The city has also climbed to number 6 in the rankings of the top European cities for property investment, according to an annual report published by the Urban Land Institute and PwC, while London has moved down five places as some investors grow wary of paying such a high premium for investing in the capital.
|With a population of 1,123,330 , Birmingham is the second largest city in the UK after London.|
|The Land Registry states that house prices in Birmingham average at £162,369 compared to £186,553 for the average UK home (excluding London).|
|There are nearly half a million people employed in the city, a workforce which grew by 10,500 in 2014, up 2.1% on 2013|
|80,000 new homes are expected to be built across the city over the next 17 years.|
(Updated November 2015)
Risk Warning and Disclaimer:

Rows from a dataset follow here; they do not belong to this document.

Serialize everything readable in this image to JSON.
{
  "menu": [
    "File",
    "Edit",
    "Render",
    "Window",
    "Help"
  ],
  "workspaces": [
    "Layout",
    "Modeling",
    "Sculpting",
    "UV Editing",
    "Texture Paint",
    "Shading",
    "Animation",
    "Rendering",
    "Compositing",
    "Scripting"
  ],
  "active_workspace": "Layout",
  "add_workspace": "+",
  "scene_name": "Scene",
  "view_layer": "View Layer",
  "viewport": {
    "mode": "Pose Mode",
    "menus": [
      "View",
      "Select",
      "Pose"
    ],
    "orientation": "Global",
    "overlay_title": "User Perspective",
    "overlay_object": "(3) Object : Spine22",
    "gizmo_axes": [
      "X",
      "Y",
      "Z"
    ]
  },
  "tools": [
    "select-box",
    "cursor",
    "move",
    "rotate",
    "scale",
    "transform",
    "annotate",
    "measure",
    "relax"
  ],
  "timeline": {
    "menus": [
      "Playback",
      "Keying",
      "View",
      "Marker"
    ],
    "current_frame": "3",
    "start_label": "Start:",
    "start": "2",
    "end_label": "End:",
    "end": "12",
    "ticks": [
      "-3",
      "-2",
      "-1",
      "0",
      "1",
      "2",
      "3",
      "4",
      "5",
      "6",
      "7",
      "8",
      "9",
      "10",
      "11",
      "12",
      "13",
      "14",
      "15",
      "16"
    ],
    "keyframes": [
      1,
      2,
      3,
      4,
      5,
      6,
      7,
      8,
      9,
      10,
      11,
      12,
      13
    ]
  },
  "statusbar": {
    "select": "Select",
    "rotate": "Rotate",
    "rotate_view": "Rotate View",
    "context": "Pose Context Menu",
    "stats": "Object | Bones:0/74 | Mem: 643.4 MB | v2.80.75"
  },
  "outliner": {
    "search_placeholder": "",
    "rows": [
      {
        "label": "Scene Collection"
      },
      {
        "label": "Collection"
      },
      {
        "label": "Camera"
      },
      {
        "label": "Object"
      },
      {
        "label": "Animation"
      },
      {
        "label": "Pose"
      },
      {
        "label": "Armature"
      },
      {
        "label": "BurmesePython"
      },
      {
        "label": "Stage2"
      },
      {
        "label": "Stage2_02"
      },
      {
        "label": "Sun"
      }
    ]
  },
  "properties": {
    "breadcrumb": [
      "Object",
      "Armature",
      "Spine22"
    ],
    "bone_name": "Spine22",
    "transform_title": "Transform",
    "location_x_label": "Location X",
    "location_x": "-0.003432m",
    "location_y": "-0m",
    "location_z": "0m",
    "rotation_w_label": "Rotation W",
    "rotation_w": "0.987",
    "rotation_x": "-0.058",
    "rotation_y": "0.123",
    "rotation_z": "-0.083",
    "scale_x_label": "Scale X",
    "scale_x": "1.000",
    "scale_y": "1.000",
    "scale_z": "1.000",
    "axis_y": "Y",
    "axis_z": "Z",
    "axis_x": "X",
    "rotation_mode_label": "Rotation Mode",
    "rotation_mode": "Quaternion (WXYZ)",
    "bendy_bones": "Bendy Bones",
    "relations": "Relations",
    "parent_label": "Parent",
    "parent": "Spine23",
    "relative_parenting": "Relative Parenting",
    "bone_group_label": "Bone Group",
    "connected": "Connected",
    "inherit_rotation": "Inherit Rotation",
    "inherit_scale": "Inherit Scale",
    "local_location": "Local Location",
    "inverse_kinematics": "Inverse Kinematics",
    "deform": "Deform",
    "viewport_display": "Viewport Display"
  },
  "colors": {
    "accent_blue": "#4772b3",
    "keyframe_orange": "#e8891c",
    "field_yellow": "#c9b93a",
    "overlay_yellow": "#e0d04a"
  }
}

The price of property can go down as well as up. Historic performance should not be taken as a guarantee of future performance. Geared property investment with mortgages can increase risk of losing money as well as increasing the possible gains. Mortgage products referred to in the website can be withdrawn by the lender or have rates or other terms changed without notice and reference to any products does not imply they are certain to be available in the future. Mortgages referred to may also have certain applicant restrictions and are for indicative purposes only although reasonable endeavours have been used to ensure that they are available at the time of publication and are applicable to a significant number of our purchasers. This site is for information purposes only and nothing on this site should be taken as definitive investment advice for your particular situation without you seeking additional guidance directly from ourselves or from other finance and property professionals. Property particulars on this site do not form part of an offer or contract. The developer and Assetz Property Ltd, whilst endeavouring to ensure complete accuracy in these property particulars, cannot accept liability for any errors. Valuations of property or indicated rents achievable are either estimated or derived from valuations and/or comparables and can change and should not be relied upon without your own additional valuation and research, but we have carried out reasonable endeavours to achieve accurate indications for these figures. All descriptions, dimensions, areas, reference to condition and, if necessary, permissions for use and occupation and their details, are given in good faith as provided by the developer and are believed to be correct. However, these are subject to change, especially, but not wholly, relating to any property that is off-plan or not yet complete. Any intending purchaser should not rely on them as statements or representations of fact but must satisfy themselves by inspection or otherwise as to their accuracy. The onus is on each individual investor to undertake their own due diligence, enquiries and inspections. Where shown, net yields are calculated as rental income less expected service charges less expected ground rent as a percentage of the property price. No void periods, optional letting agent costs, repairs or other costs are deducted. Our standard Terms and Conditions of Sale will apply. E. & O. E.